After suffering from a dog bite, you may feel a false sense of security if you know who the dog belongs to. After all, the owner can then clarify whether or not the dog has its vaccinations. They can provide you with a medical history, too.
But did you know, one of the biggest dangers of bite victims is not in the physical scarring or the chance of rabies? Instead, it is in the possibility of infection.
Early warning signs of infection
The Centers for Disease Control and Prevention discuss the warning signs of a capnocytophaga infection. This is just one of many types of bacteria that lives inside a dog’s mouth. Unfortunately, a dog’s mouth is not the most cleanly place. It hosts many bacteria, some of which can pose potentially lethal danger to you.
Most infections will show signs within hours or days of the initial bite. However, some infections can take as long as 14 days to start showing symptoms. This means you can easily think you are out of the woods when in reality, you are not.
The immediate area of injury
Pay attention to the area around the bite, first. It may look red, swollen and tender to the touch. It could hurt if you press it. It may also weep pus or other fluids. These are all signs of infection. As the days go on, you may also experience nausea, vomiting, diarrhea and gastrointestinal cramping and distress. You may experience headache and confusion, too. Flu-like symptoms may follow, such as joint pain or full body aches.

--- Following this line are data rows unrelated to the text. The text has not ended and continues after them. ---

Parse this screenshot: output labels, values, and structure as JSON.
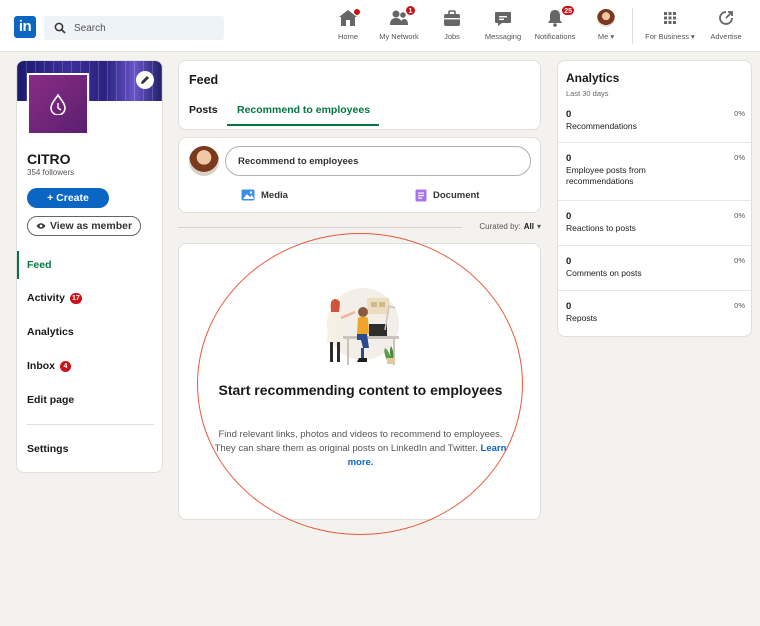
{
  "nav": {
    "logo": "in",
    "search_placeholder": "Search",
    "items": [
      {
        "label": "Home",
        "badge": ""
      },
      {
        "label": "My Network",
        "badge": "1"
      },
      {
        "label": "Jobs",
        "badge": ""
      },
      {
        "label": "Messaging",
        "badge": ""
      },
      {
        "label": "Notifications",
        "badge": "25"
      },
      {
        "label": "Me",
        "badge": ""
      },
      {
        "label": "For Business",
        "badge": ""
      },
      {
        "label": "Advertise",
        "badge": ""
      }
    ]
  },
  "company": {
    "name": "CITRO",
    "followers": "354 followers",
    "create_label": "+ Create",
    "view_label": "View as member"
  },
  "sidebar": {
    "items": [
      {
        "label": "Feed",
        "count": ""
      },
      {
        "label": "Activity",
        "count": "17"
      },
      {
        "label": "Analytics",
        "count": ""
      },
      {
        "label": "Inbox",
        "count": "4"
      },
      {
        "label": "Edit page",
        "count": ""
      },
      {
        "label": "Settings",
        "count": ""
      }
    ]
  },
  "feed": {
    "title": "Feed",
    "tabs": [
      {
        "label": "Posts"
      },
      {
        "label": "Recommend to employees"
      }
    ],
    "composer_placeholder": "Recommend to employees",
    "media_label": "Media",
    "document_label": "Document",
    "curated_prefix": "Curated by:",
    "curated_value": "All"
  },
  "empty_state": {
    "title": "Start recommending content to employees",
    "body": "Find relevant links, photos and videos to recommend to employees. They can share them as original posts on LinkedIn and Twitter.",
    "learn_more": "Learn more."
  },
  "analytics": {
    "title": "Analytics",
    "subtitle": "Last 30 days",
    "metrics": [
      {
        "value": "0",
        "label": "Recommendations",
        "pct": "0%"
      },
      {
        "value": "0",
        "label": "Employee posts from recommendations",
        "pct": "0%"
      },
      {
        "value": "0",
        "label": "Reactions to posts",
        "pct": "0%"
      },
      {
        "value": "0",
        "label": "Comments on posts",
        "pct": "0%"
      },
      {
        "value": "0",
        "label": "Reposts",
        "pct": "0%"
      }
    ]
  },
  "colors": {
    "brand": "#0a66c2",
    "accent_green": "#057642",
    "badge_red": "#cc1016",
    "highlight": "#e65a3c"
  },
  "icons": {
    "nav": [
      "home-icon",
      "my-network-icon",
      "jobs-icon",
      "messaging-icon",
      "notifications-icon",
      "me-avatar",
      "grid-icon",
      "advertise-icon"
    ],
    "composer": [
      "media-icon",
      "document-icon"
    ]
  }
}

You must seek medical attention immediately after a bite injury. Otherwise, you risk an infection taking root and causing serious health problems and complications.